March 30, 2006
Researchers emboldened by monkey study results recently said they would expand tests of the pill Truvada, which combines Gilead Science Inc.'s Viread and Emtriva, as a possible preventive for healthy people at high risk of HIV infection. Gilead, however, has acted to tamp down excitement about the development, in part out of fear that Truvada will be seen as a "bio-medical condom." Health officials, too, are worried: They say the drugs should only be administered along with counseling, condoms and regular testing.
Truvada, Viread and Emtriva are approved for use by HIV-positive patients, not as a preventive for HIV-negative people. Doctors, however, can prescribe them for "off-label" use; in addition, they are available online. No one knows how many people are taking the pills for prevention, but some experts, including Mitchell Warren of the AIDS Vaccine Advocacy Coalition, suspect their numbers are growing. Some analysts say this off-label use could come back to haunt Gilead, in particular if the pills are eventually found to be ineffective at preventing infection.
CDC, the National Institutes of Health and the Bill & Melinda Gates Foundation are each funding separate human trials of Viread around the world to learn whether it could be an effective prevention pill. Other than providing the Viread, Gilead is not deeply involved in these studies. The idea that any of their drugs can be used to prevent AIDS is promising but preliminary, company officials say, because most of the available data come from monkey studies. But because the monkey trial results have been so promising, officials are now planning to switch one human trial from Viread to the combination.
03.30.2006; Paul Elias
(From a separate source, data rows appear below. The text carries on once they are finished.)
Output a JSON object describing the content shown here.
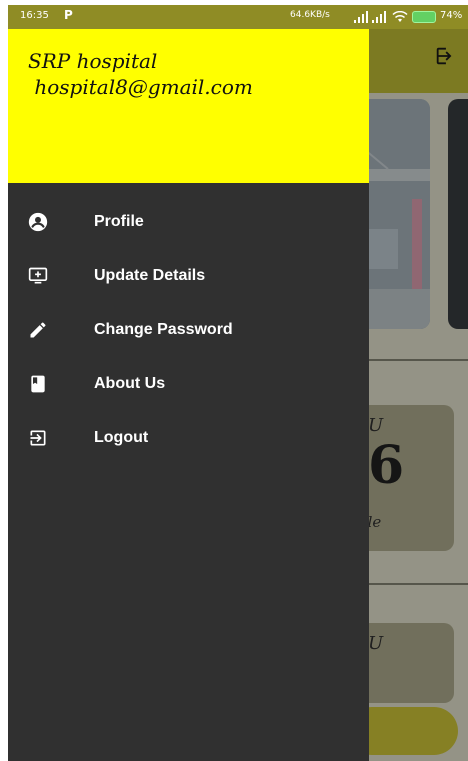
{
  "status_bar": {
    "time": "16:35",
    "network_speed": "64.6KB/s",
    "battery_percent": "74%",
    "colors": {
      "background": "#8f8c25",
      "battery": "#63d063"
    }
  },
  "drawer": {
    "header": {
      "name": "SRP hospital",
      "email": " hospital8@gmail.com",
      "background": "#ffff00"
    },
    "items": [
      {
        "label": "Profile",
        "icon": "account-circle-icon"
      },
      {
        "label": "Update Details",
        "icon": "monitor-add-icon"
      },
      {
        "label": "Change Password",
        "icon": "pencil-icon"
      },
      {
        "label": "About Us",
        "icon": "book-icon"
      },
      {
        "label": "Logout",
        "icon": "logout-icon"
      }
    ],
    "background": "#303030"
  },
  "background_app": {
    "cards": [
      {
        "letter": "U",
        "value": "6",
        "caption": "ble"
      },
      {
        "letter": "U",
        "value": ""
      }
    ],
    "accent": "#c9c637"
  }
}
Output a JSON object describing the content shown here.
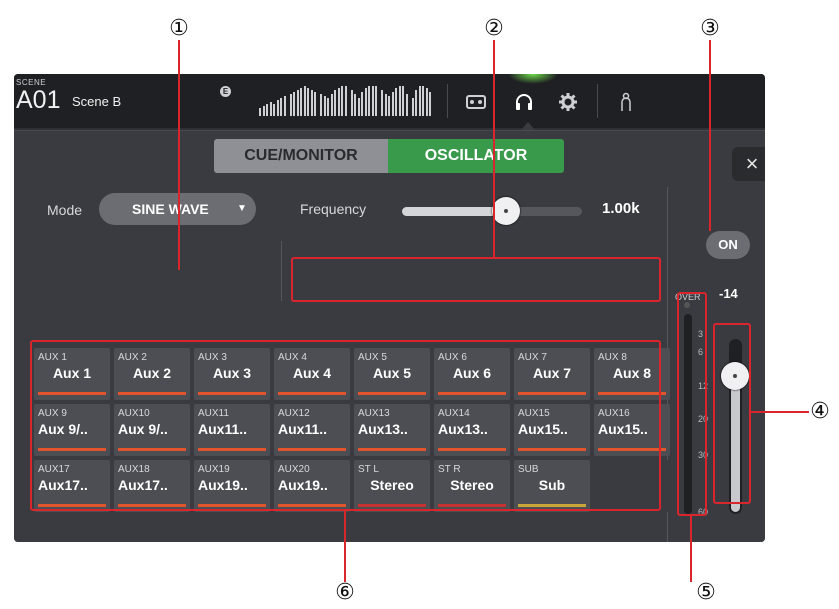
{
  "callouts": [
    "①",
    "②",
    "③",
    "④",
    "⑤",
    "⑥"
  ],
  "header": {
    "scene_label": "SCENE",
    "scene_number": "A01",
    "scene_name": "Scene B",
    "edit_badge": "E",
    "icons": [
      "meter-bridge-icon",
      "recorder-icon",
      "headphones-icon",
      "gear-icon",
      "user-icon"
    ]
  },
  "tabs": [
    {
      "label": "CUE/MONITOR",
      "active": false
    },
    {
      "label": "OSCILLATOR",
      "active": true
    }
  ],
  "close_label": "×",
  "mode": {
    "label": "Mode",
    "value": "SINE WAVE",
    "arrow": "▼"
  },
  "frequency": {
    "label": "Frequency",
    "value": "1.00k",
    "slider_position": 0.58
  },
  "output": {
    "on_label": "ON",
    "over_label": "OVER",
    "level": "-14",
    "fader_position": 0.87,
    "meter_scale": [
      "3",
      "6",
      "12",
      "20",
      "30",
      "60"
    ]
  },
  "assign_grid": [
    {
      "small": "AUX 1",
      "big": "Aux 1",
      "bar": "#e2542b"
    },
    {
      "small": "AUX 2",
      "big": "Aux 2",
      "bar": "#e2542b"
    },
    {
      "small": "AUX 3",
      "big": "Aux 3",
      "bar": "#e2542b"
    },
    {
      "small": "AUX 4",
      "big": "Aux 4",
      "bar": "#e2542b"
    },
    {
      "small": "AUX 5",
      "big": "Aux 5",
      "bar": "#e2542b"
    },
    {
      "small": "AUX 6",
      "big": "Aux 6",
      "bar": "#e2542b"
    },
    {
      "small": "AUX 7",
      "big": "Aux 7",
      "bar": "#e2542b"
    },
    {
      "small": "AUX 8",
      "big": "Aux 8",
      "bar": "#e2542b"
    },
    {
      "small": "AUX 9",
      "big": "Aux 9/..",
      "bar": "#e2542b"
    },
    {
      "small": "AUX10",
      "big": "Aux 9/..",
      "bar": "#e2542b"
    },
    {
      "small": "AUX11",
      "big": "Aux11..",
      "bar": "#e2542b"
    },
    {
      "small": "AUX12",
      "big": "Aux11..",
      "bar": "#e2542b"
    },
    {
      "small": "AUX13",
      "big": "Aux13..",
      "bar": "#e2542b"
    },
    {
      "small": "AUX14",
      "big": "Aux13..",
      "bar": "#e2542b"
    },
    {
      "small": "AUX15",
      "big": "Aux15..",
      "bar": "#e2542b"
    },
    {
      "small": "AUX16",
      "big": "Aux15..",
      "bar": "#e2542b"
    },
    {
      "small": "AUX17",
      "big": "Aux17..",
      "bar": "#e2542b"
    },
    {
      "small": "AUX18",
      "big": "Aux17..",
      "bar": "#e2542b"
    },
    {
      "small": "AUX19",
      "big": "Aux19..",
      "bar": "#e2542b"
    },
    {
      "small": "AUX20",
      "big": "Aux19..",
      "bar": "#e2542b"
    },
    {
      "small": "ST L",
      "big": "Stereo",
      "bar": "#c7312f"
    },
    {
      "small": "ST R",
      "big": "Stereo",
      "bar": "#c7312f"
    },
    {
      "small": "SUB",
      "big": "Sub",
      "bar": "#c9a53a"
    }
  ],
  "colors": {
    "accent_green": "#3a9a4c",
    "callout_red": "#d9262c",
    "aux_bar": "#e2542b"
  }
}
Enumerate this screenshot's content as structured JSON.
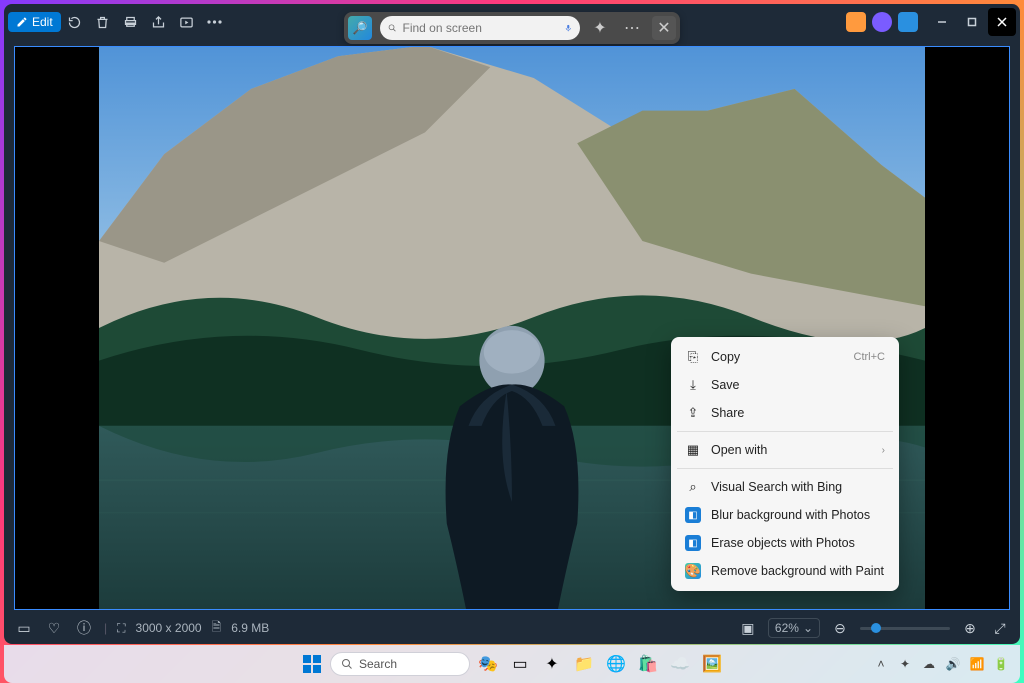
{
  "toolbar": {
    "edit_label": "Edit"
  },
  "search": {
    "placeholder": "Find on screen"
  },
  "context_menu": {
    "copy": "Copy",
    "copy_shortcut": "Ctrl+C",
    "save": "Save",
    "share": "Share",
    "open_with": "Open with",
    "visual_search": "Visual Search with Bing",
    "blur": "Blur background with Photos",
    "erase": "Erase objects with Photos",
    "remove_bg": "Remove background with Paint"
  },
  "status": {
    "dimensions": "3000 x 2000",
    "filesize": "6.9 MB",
    "zoom": "62%"
  },
  "taskbar": {
    "search_label": "Search"
  }
}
This article was provided by U.S. Centers for Disease Control and Prevention. It is a part of the publication CDC HIV/Hepatitis/STD/TB Prevention News Update. Visit the CDC's website to find out more about their activities, publications and services.